Though Harry said he didn’t mind giving up the job to be with Sam, he still had to give something up to prove himself worthy of Sam’s love. What did Sam have to give up? Sure, he had to admit that his theory that men can’t go from friends to lovers was wrong but that’s hardly a compromise.
To me, it felt like Harry wasn’t good enough for Sam unless he proved himself to him and that’s a load of bullshit.
With that being said, I would like to talk about one more thing about The Thing About Harry that I loved, and that’s Sam’s theory.
In the film, Sam has been struggling with a break-up for several months now. We learn a bit later that he and Malcolm, his ex, were best friends before they had sex and decided to be together. Over the course of their relationship, they stopped having sex and eventually, Sam learned that Malcolm had been cheating on him. Thus, Sam lost his best friend and his boyfriend all at the same time.
Since Sam had such a bad experience dating a best friend, he’s decided that no queer man can go from being best friends to dating without it ruining everything. Straight people have a chance at making it work but not queer men.
Ultimately, this idea and his fear of ruining everything are what keeps Sam from being honest with Harry and what drives Harry away from him because he’s hopelessly in love with Sam.
I think it’s something really interesting that the film explores. Obviously, we know the “friendzone” exists in the heterosexual world and of course, it was bound to be evident in the queer world as well. But, Sam’s absolute adamance that you should never cross that the line from friends to sexual partners if you are a queer man was an interesting take on the whole issue.
In the end, he ends up half right and half wrong. Yeah, falling in love with Harry did ruin his friendship with him but that’s only because Sam let his fear of being hurt stop him from accepting and expressing his true feelings towards Harry. When he finally decided that this was something worth getting hurt over he got his best friend back and he got the epic fairytale relationship he had been chasing the whole time.
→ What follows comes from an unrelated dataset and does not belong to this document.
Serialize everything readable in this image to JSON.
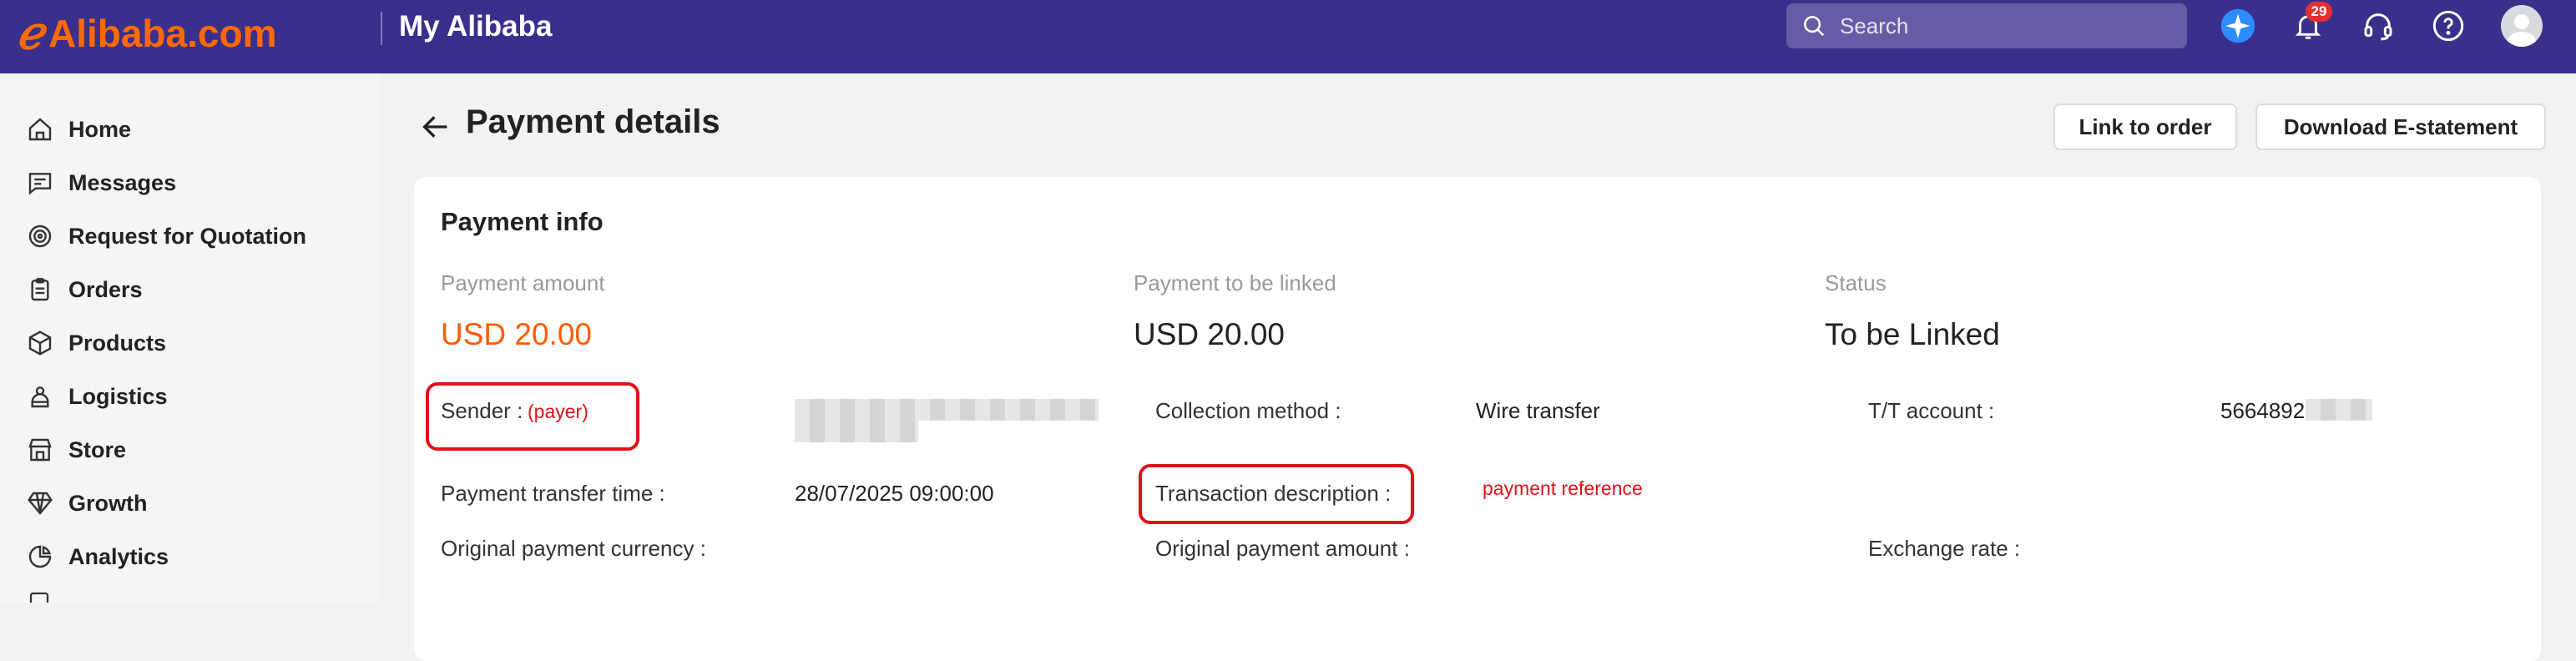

At the end of the day, that’s what rom-coms are about. Reminding us that we have to put ourselves out there even if it means we might get hurt. Reminding ourselves that being hurt isn’t necessarily a bad thing because it means our feelings were real. The Thing About Harry takes this one step further by reminding us that we are all, regardless of our identities, deserving of a fairytale love story.
In the end, I give The Thing About Harry a solid 8.5 out of 10. It proved that queer people deserve an epic rom-com story and that it can be just as successful as every other rom-com out there.
Featured Image Courtesy of Freeform.